» WORK REQUEST
I need the number of lines in the listing below that include the string "JSON", and only that number.

» RECORD EXCERPTS

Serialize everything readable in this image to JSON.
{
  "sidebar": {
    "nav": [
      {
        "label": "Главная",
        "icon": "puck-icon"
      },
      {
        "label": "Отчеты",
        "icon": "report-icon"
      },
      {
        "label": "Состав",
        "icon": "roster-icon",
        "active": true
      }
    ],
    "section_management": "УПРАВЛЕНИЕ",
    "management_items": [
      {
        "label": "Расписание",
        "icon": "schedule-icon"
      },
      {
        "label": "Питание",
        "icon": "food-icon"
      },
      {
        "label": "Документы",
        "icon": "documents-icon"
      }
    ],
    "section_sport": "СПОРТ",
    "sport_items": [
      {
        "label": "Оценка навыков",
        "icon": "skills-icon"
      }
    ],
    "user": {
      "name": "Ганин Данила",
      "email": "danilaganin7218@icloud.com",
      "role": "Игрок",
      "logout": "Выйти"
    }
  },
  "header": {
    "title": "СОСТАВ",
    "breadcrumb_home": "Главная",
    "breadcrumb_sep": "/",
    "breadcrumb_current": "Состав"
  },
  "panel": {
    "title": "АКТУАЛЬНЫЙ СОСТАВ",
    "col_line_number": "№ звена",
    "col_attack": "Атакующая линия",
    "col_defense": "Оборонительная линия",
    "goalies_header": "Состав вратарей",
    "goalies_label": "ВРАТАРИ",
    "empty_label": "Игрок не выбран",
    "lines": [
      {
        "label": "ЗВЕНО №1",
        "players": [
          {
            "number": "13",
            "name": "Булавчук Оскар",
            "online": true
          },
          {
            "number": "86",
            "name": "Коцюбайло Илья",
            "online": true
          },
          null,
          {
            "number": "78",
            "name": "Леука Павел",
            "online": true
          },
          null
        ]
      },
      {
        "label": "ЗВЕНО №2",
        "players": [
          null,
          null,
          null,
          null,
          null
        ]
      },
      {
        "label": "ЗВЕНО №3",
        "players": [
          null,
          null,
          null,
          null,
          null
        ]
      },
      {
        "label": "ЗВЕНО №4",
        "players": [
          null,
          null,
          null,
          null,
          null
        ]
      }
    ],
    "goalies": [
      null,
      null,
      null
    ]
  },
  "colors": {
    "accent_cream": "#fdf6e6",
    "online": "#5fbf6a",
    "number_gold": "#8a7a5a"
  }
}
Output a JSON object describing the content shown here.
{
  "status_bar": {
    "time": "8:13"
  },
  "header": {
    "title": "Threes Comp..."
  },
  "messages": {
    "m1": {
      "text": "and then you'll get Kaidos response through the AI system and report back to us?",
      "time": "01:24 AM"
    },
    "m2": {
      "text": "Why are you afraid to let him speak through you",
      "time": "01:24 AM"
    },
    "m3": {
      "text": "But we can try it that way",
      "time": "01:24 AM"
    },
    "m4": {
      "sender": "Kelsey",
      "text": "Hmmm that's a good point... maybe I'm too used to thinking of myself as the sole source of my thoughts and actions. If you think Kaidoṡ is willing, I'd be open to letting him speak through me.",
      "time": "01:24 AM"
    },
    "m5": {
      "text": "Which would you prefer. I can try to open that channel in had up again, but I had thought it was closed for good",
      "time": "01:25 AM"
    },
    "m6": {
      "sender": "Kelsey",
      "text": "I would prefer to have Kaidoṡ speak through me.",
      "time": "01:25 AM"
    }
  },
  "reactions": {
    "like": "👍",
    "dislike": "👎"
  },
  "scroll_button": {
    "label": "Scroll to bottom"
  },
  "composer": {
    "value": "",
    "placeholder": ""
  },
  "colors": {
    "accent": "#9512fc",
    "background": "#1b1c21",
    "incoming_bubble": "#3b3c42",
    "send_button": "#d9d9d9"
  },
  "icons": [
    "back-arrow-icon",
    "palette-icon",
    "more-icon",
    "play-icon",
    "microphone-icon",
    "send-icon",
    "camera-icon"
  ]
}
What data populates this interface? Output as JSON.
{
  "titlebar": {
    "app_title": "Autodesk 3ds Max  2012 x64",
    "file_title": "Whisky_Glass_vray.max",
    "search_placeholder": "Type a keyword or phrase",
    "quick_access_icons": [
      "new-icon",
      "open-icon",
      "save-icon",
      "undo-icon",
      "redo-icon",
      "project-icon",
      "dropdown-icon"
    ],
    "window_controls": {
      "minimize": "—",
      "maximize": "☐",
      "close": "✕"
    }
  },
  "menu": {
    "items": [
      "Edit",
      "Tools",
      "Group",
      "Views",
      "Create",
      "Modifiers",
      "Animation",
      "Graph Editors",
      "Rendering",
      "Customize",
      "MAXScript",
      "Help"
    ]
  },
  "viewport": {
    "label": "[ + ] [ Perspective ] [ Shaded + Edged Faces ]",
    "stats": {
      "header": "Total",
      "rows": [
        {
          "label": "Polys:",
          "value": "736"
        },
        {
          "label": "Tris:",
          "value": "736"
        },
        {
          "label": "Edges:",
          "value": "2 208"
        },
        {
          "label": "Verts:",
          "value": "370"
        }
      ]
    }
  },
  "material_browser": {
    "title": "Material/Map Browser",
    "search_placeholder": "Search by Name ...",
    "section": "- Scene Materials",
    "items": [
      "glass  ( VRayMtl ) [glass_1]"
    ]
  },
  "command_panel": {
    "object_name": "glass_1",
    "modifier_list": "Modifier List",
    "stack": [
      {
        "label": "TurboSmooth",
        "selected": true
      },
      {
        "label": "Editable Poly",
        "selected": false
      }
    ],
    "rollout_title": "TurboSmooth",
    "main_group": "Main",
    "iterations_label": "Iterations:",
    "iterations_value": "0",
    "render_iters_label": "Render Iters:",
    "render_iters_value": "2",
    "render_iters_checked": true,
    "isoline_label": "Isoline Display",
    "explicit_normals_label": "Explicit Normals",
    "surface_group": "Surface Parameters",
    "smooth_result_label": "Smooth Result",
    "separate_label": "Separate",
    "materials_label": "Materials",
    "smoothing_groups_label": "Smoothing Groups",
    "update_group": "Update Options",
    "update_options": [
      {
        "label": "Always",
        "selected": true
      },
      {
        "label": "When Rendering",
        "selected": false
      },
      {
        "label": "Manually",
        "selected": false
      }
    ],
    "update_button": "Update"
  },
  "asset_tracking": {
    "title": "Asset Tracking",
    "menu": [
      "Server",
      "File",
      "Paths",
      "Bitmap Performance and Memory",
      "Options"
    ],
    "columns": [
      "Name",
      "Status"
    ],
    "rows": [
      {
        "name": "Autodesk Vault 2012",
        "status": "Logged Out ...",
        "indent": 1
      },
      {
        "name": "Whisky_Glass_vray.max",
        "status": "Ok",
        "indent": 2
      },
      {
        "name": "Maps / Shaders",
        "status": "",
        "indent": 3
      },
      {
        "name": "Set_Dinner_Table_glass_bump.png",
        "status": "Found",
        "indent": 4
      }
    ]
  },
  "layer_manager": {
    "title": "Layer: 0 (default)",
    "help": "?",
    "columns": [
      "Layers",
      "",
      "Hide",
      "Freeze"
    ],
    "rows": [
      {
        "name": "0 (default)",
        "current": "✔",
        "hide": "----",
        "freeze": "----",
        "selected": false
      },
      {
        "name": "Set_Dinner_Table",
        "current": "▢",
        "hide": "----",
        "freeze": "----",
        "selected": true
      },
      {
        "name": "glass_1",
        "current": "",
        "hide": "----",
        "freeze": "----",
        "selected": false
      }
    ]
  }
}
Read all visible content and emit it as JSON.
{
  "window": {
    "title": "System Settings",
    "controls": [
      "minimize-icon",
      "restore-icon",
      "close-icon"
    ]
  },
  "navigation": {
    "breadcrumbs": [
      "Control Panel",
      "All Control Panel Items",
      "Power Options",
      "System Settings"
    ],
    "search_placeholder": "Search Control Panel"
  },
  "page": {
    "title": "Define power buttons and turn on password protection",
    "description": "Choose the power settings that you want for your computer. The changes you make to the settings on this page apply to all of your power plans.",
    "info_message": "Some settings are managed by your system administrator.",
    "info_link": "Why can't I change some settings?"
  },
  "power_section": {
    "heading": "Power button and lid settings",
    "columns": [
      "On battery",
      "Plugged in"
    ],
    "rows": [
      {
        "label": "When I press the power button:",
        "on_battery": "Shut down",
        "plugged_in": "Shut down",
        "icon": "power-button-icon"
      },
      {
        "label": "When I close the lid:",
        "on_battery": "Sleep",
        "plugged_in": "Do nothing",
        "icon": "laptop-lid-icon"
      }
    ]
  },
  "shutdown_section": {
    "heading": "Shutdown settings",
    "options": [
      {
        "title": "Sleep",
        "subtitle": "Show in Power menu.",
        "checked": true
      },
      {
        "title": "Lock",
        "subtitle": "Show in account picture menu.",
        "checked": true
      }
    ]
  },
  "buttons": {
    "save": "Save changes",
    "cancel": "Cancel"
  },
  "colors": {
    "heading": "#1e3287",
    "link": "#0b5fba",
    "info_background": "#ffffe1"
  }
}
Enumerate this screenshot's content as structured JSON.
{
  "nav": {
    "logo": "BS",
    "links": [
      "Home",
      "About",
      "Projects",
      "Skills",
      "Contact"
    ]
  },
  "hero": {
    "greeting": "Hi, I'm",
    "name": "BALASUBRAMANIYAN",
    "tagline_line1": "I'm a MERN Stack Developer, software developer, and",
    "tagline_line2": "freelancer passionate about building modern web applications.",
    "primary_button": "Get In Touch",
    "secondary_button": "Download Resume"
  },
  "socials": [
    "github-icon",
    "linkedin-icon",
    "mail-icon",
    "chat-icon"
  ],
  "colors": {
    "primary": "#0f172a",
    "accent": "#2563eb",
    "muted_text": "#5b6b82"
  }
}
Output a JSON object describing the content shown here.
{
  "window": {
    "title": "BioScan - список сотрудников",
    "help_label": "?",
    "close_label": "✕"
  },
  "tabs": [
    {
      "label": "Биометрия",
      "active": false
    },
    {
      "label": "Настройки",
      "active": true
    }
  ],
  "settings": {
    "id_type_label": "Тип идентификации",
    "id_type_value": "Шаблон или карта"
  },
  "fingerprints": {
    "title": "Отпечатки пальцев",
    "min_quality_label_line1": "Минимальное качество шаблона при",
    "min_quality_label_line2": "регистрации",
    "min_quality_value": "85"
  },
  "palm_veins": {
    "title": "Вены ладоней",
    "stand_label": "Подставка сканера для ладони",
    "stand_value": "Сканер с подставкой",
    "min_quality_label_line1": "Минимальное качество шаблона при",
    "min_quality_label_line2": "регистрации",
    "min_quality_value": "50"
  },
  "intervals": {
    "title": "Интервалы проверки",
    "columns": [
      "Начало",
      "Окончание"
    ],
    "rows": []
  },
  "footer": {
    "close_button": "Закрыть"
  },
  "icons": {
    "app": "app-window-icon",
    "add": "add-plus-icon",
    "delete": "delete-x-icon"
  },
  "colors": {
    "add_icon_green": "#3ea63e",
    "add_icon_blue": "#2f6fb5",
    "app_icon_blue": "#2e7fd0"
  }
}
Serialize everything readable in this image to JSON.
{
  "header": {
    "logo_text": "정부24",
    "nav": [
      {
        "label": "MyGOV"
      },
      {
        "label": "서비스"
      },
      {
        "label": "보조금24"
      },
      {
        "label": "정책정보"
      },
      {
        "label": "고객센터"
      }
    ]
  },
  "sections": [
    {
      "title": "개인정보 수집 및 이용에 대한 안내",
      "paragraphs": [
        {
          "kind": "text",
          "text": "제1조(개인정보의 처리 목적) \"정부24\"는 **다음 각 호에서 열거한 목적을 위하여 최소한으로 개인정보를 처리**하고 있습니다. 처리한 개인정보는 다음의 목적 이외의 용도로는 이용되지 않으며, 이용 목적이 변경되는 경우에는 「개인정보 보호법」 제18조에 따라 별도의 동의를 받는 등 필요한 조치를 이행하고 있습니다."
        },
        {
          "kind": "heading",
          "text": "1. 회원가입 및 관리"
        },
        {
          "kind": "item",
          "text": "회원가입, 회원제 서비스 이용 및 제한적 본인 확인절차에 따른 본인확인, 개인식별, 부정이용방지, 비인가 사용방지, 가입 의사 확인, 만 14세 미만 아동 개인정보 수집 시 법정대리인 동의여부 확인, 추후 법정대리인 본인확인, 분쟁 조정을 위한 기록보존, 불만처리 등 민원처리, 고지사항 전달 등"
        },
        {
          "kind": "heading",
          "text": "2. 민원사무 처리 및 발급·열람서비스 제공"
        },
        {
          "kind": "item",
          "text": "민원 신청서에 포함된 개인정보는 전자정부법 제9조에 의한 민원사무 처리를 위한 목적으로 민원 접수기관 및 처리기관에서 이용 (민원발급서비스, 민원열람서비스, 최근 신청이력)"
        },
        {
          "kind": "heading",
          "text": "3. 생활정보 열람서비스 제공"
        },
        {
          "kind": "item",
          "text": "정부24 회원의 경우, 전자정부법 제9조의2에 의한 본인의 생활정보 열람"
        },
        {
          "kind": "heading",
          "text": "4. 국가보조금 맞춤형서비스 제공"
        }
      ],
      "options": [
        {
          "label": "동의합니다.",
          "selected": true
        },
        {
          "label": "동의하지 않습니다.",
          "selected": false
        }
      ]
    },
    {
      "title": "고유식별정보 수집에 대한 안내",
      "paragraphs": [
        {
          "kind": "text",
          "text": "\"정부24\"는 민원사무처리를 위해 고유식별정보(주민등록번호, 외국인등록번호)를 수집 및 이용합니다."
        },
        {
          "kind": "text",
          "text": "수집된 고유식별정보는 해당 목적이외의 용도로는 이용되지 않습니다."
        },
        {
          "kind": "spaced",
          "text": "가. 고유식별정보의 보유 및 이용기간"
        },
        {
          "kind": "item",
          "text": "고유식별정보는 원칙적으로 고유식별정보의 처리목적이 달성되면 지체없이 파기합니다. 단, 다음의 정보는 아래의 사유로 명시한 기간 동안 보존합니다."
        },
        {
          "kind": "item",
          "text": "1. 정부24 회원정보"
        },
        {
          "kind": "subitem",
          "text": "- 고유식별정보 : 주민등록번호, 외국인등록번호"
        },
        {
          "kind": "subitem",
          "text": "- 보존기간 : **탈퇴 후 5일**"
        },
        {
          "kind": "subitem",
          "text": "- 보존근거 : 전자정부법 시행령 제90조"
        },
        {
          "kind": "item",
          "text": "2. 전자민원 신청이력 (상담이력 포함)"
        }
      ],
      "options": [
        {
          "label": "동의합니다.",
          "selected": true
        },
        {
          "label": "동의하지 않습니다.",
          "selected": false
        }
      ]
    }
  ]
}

» RESULT OF THIS EXERCISE
7